*** Data shown ***
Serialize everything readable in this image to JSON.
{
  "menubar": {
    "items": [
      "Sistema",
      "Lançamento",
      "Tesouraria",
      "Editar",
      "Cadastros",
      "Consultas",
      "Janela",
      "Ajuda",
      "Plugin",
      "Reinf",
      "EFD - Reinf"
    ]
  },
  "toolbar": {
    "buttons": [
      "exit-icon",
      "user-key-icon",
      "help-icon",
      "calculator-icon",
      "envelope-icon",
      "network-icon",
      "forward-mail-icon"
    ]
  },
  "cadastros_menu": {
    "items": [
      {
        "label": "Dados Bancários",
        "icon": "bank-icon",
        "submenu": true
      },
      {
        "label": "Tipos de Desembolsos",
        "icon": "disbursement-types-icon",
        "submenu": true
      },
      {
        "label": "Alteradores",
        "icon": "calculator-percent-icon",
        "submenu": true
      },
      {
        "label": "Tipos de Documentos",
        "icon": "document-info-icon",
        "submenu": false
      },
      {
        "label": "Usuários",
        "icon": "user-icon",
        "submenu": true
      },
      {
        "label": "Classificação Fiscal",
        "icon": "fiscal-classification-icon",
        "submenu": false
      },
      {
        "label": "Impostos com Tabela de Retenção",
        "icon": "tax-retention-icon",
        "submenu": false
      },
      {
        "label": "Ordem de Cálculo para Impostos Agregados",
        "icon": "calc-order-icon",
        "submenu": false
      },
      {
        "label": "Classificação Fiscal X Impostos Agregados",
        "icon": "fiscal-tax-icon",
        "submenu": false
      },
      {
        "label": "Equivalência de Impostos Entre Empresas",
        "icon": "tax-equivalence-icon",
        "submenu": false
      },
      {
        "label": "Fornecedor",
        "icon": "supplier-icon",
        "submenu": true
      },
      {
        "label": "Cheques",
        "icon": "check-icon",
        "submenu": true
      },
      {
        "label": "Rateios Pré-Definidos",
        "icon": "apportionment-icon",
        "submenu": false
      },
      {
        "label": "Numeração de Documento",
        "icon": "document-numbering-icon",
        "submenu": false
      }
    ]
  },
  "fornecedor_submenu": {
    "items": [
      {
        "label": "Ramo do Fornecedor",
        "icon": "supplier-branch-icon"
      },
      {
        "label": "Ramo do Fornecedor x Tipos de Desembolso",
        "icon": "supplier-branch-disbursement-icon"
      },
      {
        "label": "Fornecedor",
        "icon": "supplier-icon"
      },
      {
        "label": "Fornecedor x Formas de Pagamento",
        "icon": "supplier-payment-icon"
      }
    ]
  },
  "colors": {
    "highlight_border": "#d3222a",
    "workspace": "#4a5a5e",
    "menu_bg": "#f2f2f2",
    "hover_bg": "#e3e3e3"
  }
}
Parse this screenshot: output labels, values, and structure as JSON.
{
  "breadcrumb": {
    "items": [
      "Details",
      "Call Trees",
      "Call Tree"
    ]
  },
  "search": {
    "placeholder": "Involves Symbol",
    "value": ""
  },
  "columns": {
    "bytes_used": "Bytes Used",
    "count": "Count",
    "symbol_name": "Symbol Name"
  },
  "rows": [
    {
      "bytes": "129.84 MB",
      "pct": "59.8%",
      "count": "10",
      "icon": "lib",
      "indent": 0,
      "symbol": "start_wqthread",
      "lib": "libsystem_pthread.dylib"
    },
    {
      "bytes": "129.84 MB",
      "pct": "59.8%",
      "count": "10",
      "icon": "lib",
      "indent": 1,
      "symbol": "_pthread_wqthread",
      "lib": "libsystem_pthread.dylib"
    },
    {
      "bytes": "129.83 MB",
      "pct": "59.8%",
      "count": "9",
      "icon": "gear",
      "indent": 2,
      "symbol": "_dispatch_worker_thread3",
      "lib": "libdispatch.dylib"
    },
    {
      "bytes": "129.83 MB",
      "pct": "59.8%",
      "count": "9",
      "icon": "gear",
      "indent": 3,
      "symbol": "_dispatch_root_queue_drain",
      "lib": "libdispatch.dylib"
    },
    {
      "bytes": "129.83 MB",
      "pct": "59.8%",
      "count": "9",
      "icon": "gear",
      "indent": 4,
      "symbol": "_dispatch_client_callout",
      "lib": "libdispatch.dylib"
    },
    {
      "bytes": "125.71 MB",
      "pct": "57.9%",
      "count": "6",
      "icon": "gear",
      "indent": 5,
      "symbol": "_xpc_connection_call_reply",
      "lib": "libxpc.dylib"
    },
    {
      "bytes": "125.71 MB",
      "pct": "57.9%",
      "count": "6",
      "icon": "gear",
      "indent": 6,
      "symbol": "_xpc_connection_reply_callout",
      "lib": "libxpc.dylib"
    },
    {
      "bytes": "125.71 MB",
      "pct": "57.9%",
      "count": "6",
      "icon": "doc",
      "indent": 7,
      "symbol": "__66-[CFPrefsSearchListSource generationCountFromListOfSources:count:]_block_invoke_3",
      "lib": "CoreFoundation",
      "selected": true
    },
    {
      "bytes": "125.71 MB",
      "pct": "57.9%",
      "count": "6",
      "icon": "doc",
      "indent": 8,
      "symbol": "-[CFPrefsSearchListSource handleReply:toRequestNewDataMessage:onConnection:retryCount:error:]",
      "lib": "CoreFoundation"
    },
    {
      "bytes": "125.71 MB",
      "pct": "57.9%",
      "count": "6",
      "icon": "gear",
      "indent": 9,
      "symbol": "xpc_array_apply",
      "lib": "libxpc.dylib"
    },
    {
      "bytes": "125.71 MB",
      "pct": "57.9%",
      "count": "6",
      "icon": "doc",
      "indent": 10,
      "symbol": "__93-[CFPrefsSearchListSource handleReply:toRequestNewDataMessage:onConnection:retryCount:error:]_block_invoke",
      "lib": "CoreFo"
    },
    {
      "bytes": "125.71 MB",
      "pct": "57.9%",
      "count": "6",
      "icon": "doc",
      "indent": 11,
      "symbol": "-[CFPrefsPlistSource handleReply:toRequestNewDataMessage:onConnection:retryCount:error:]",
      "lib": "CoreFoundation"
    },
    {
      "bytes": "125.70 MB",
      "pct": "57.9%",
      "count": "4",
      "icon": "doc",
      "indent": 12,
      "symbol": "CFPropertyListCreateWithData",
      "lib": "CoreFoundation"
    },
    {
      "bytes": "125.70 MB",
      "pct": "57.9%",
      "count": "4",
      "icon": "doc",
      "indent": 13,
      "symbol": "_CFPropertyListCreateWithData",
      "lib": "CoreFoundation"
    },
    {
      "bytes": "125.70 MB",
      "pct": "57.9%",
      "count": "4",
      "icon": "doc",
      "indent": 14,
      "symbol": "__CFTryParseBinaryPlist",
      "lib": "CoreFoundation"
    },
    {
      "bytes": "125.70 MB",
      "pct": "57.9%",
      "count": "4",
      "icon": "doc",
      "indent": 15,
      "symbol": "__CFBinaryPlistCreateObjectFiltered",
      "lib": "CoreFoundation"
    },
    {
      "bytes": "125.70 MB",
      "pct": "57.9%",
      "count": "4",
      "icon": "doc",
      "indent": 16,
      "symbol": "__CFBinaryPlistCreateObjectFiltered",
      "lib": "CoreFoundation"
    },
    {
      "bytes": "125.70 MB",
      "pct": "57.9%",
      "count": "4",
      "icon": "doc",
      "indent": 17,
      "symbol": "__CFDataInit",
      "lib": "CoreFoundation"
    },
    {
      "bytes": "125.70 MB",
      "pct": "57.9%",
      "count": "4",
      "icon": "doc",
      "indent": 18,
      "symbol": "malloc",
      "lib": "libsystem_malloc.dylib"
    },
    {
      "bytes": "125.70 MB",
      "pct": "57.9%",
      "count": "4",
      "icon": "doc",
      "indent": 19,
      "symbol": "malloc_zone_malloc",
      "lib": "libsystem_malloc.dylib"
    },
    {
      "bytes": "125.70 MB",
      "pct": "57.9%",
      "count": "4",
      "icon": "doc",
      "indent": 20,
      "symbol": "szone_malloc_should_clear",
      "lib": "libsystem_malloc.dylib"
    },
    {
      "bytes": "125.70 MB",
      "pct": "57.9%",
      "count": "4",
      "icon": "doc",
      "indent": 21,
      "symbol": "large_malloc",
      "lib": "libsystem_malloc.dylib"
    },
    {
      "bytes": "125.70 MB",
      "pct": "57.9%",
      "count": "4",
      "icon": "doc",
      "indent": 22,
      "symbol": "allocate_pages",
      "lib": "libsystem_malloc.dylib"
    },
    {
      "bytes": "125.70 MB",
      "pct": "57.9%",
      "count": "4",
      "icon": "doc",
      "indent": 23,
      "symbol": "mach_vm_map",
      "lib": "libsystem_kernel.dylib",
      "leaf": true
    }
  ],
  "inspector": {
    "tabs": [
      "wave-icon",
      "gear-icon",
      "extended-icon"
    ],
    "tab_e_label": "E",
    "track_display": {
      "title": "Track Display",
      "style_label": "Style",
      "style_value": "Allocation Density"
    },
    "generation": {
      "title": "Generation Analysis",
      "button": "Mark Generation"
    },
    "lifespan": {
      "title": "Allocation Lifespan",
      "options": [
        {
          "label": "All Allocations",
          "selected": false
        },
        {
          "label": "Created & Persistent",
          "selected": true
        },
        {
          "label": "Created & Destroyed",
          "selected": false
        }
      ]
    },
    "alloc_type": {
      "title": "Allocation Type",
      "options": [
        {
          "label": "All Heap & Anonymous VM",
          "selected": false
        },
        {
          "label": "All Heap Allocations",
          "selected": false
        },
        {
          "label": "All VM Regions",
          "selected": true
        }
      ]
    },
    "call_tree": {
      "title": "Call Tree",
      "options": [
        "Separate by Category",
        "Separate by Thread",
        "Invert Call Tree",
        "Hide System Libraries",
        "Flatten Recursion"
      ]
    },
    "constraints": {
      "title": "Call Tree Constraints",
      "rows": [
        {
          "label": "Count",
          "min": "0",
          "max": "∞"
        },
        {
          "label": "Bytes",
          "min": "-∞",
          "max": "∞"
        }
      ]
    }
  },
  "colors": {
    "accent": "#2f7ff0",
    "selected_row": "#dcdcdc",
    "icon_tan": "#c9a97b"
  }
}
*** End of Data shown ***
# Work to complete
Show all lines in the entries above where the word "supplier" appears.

# Written reply
        "icon": "supplier-icon",
        "icon": "supplier-branch-icon"
        "icon": "supplier-branch-disbursement-icon"
        "icon": "supplier-icon"
        "icon": "supplier-payment-icon"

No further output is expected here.